Ion distribution near a charged wall
The electrostatic interactions between charged objects in solution and their ion atmosphere play an important role in biological processes and colloidal stability. The folding of proteins and their biological activity, the compaction of genetic materials, the adsorption of ions onto lipid membranes, or the selfassembly of biomolecules are amongst the numerous examples in biology where a theoretical description of the electrostatic interactions can lead to an improved understanding of the molecular functions in cells and to a better efficacy of drugs for biomedical applications.
The PoissonBoltzmann theory has been used for nearly one century to compute the distribution of ions surrounding charged surfaces. This theory considers pointlike ions interacting via their mean field in a continuum dielectric medium. More comprehensive models based on integral equation theories or Monte Carlo simulations have shown several discrepancies with the classical PoissonBoltzmann approach due to correlation effects arising from the size of ions and from the spatial fluctuations of the electrostatic

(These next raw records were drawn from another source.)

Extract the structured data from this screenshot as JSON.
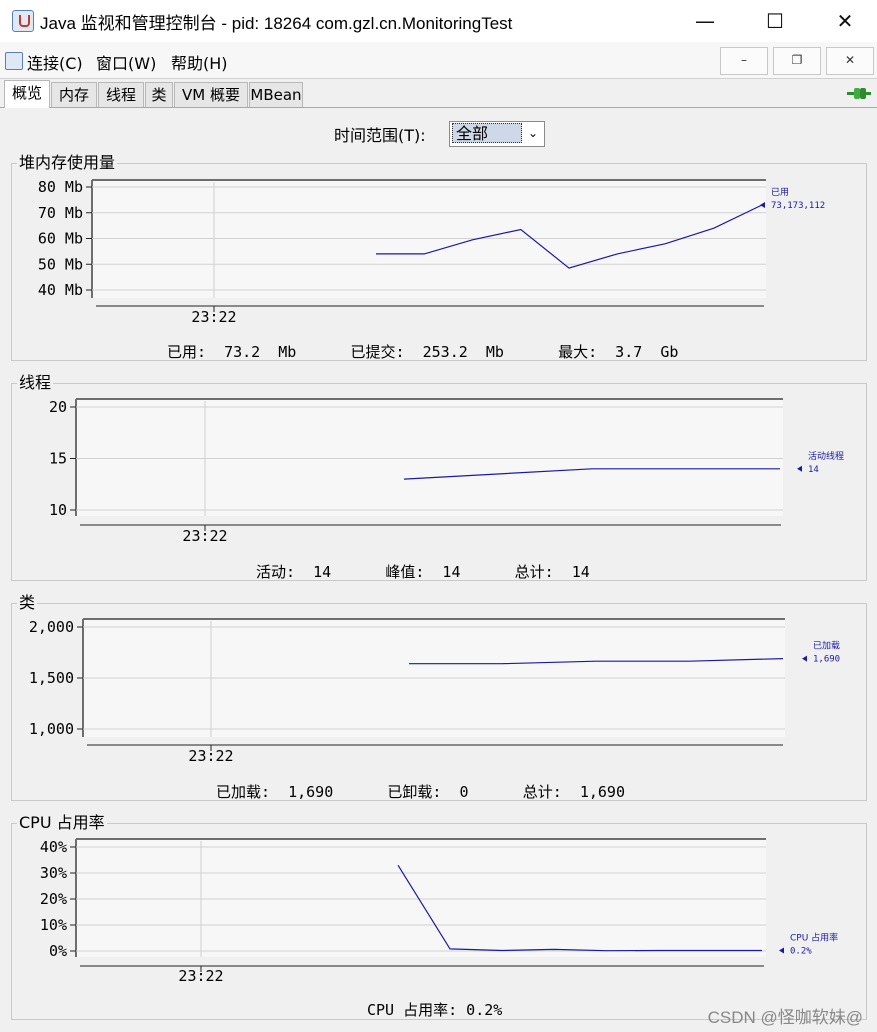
{
  "window": {
    "title": "Java 监视和管理控制台 - pid: 18264 com.gzl.cn.MonitoringTest"
  },
  "menu": [
    "连接(C)",
    "窗口(W)",
    "帮助(H)"
  ],
  "tabs": [
    "概览",
    "内存",
    "线程",
    "类",
    "VM 概要",
    "MBean"
  ],
  "active_tab": "概览",
  "time_range": {
    "label": "时间范围(T):",
    "value": "全部"
  },
  "panels": {
    "heap": {
      "title": "堆内存使用量",
      "stats": "已用:  73.2  Mb      已提交:  253.2  Mb      最大:  3.7  Gb"
    },
    "threads": {
      "title": "线程",
      "stats": "活动:  14      峰值:  14      总计:  14"
    },
    "classes": {
      "title": "类",
      "stats": "已加载:  1,690      已卸载:  0      总计:  1,690"
    },
    "cpu": {
      "title": "CPU 占用率",
      "stats": "CPU 占用率: 0.2%"
    }
  },
  "chart_data": [
    {
      "type": "line",
      "title": "堆内存使用量",
      "ylabel": "Mb",
      "ylim": [
        40,
        80
      ],
      "yticks": [
        "80 Mb",
        "70 Mb",
        "60 Mb",
        "50 Mb",
        "40 Mb"
      ],
      "xtick": "23:22",
      "series": [
        {
          "name": "已用",
          "value_label": "73,173,112",
          "color": "#1a1aa6",
          "x": [
            0,
            1,
            2,
            3,
            4,
            5,
            6,
            7,
            8
          ],
          "values": [
            54,
            54,
            59.5,
            63.5,
            48.5,
            54,
            58,
            64,
            73
          ]
        }
      ]
    },
    {
      "type": "line",
      "title": "线程",
      "ylim": [
        10,
        20
      ],
      "yticks": [
        "20",
        "15",
        "10"
      ],
      "xtick": "23:22",
      "series": [
        {
          "name": "活动线程",
          "value_label": "14",
          "color": "#1a1aa6",
          "x": [
            0,
            1,
            2
          ],
          "values": [
            13,
            14,
            14
          ]
        }
      ]
    },
    {
      "type": "line",
      "title": "类",
      "ylim": [
        1000,
        2000
      ],
      "yticks": [
        "2,000",
        "1,500",
        "1,000"
      ],
      "xtick": "23:22",
      "series": [
        {
          "name": "已加载",
          "value_label": "1,690",
          "color": "#1a1aa6",
          "x": [
            0,
            1,
            2,
            3,
            4
          ],
          "values": [
            1640,
            1640,
            1665,
            1665,
            1690
          ]
        }
      ]
    },
    {
      "type": "line",
      "title": "CPU 占用率",
      "ylim": [
        0,
        40
      ],
      "yticks": [
        "40%",
        "30%",
        "20%",
        "10%",
        "0%"
      ],
      "xtick": "23:22",
      "series": [
        {
          "name": "CPU 占用率",
          "value_label": "0.2%",
          "color": "#1a1aa6",
          "x": [
            0,
            1,
            2,
            3,
            4,
            5,
            6,
            7
          ],
          "values": [
            33,
            0.8,
            0.2,
            0.6,
            0.1,
            0.2,
            0.2,
            0.2
          ]
        }
      ]
    }
  ],
  "watermark": "CSDN @怪咖软妹@"
}
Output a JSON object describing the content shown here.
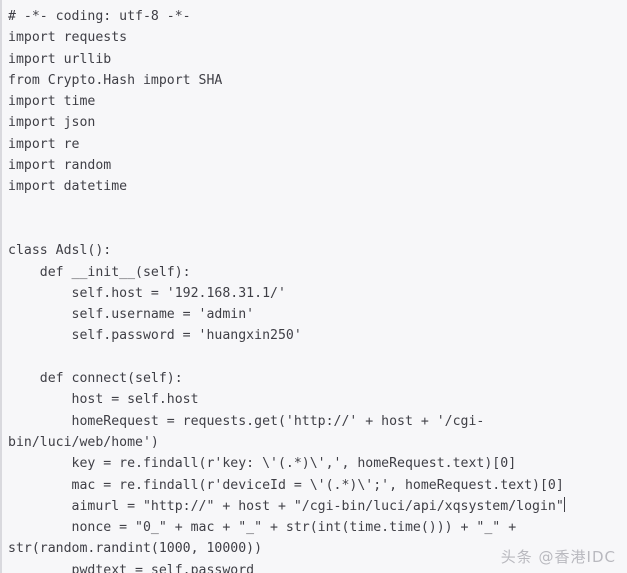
{
  "editor": {
    "language": "python",
    "background_color": "#f7f7f9",
    "text_color": "#3f3f46",
    "gutter_rule_color": "#d9d9de",
    "caret_visible": true,
    "lines": [
      "# -*- coding: utf-8 -*-",
      "import requests",
      "import urllib",
      "from Crypto.Hash import SHA",
      "import time",
      "import json",
      "import re",
      "import random",
      "import datetime",
      "",
      "",
      "class Adsl():",
      "    def __init__(self):",
      "        self.host = '192.168.31.1/'",
      "        self.username = 'admin'",
      "        self.password = 'huangxin250'",
      "",
      "    def connect(self):",
      "        host = self.host",
      "        homeRequest = requests.get('http://' + host + '/cgi-",
      "bin/luci/web/home')",
      "        key = re.findall(r'key: \\'(.*)\\',', homeRequest.text)[0]",
      "        mac = re.findall(r'deviceId = \\'(.*)\\';', homeRequest.text)[0]",
      "        aimurl = \"http://\" + host + \"/cgi-bin/luci/api/xqsystem/login\"",
      "        nonce = \"0_\" + mac + \"_\" + str(int(time.time())) + \"_\" +",
      "str(random.randint(1000, 10000))",
      "        pwdtext = self.password"
    ],
    "caret_line_index": 23
  },
  "watermark": {
    "text": "头条 @香港IDC",
    "color": "#b9b9bf"
  }
}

potential. These models have pointed out the importance of different sizes in the ionion interaction for monovalent systems. The composition of the electrical double layer can be altered compared to the classical theory because the increase of the effective excluded volume of ions results in a decrease of the system bulk entropy that favors the tendency of ions to be adsorbed; it can thus lead to a surface overcharging where an apparent charge is adsorbed onto a likecharged wall. Integral equation theories and particle simulations, however, lack the simple physical picture provided by a PoissonBoltzmann type of approach.
We have therefore devised a generalized PoissonFermi formalism applicable to polydisperse systems of multiple ions. The distributions of ions are hence described in terms of bulk volume fractions of each ion species rather
than just their bulk concentrations. An arbitrary number of excluded volumes can be taken into account. Size correlation effects, which have not been studied before in the framework of such a simple theory, are exemplified next to a charged wall: underscreening, saturated layer of
mixed ions and ion stratification (Figure 1) are reported. At last, we have proposed a selfconsistent way to compute the change of the effective dielectric constant as the ion volume fractions vary across the solution.
Figure 1. Spatial repartitions of ions with different valences next to a charged wall. The solution is made of three electrolytes: a 3:1 at 10 µM, a 2:1 at 10 mM, and a 1:1 at 300 mM. The wall has a charge density of σ=0.4 C.m^{2}. All the counterions have an excluded volume of 1 nm^{3} and the coions 0.15 nm^{3}. (A) Ion concentrations given by the generalized PoissonFermi equation. The inset is a schematic of the ion stratification next to the wall. (B) Ion concentrations given by the PoissonBoltzmann theory. The numbers next to the curves on (A) and (B) indicate the ion valence. c_{i} is the ion concentrations and κx the distance from the wall normalized to the Debye length. [Phys. Rev. E 78 (2008) 061506]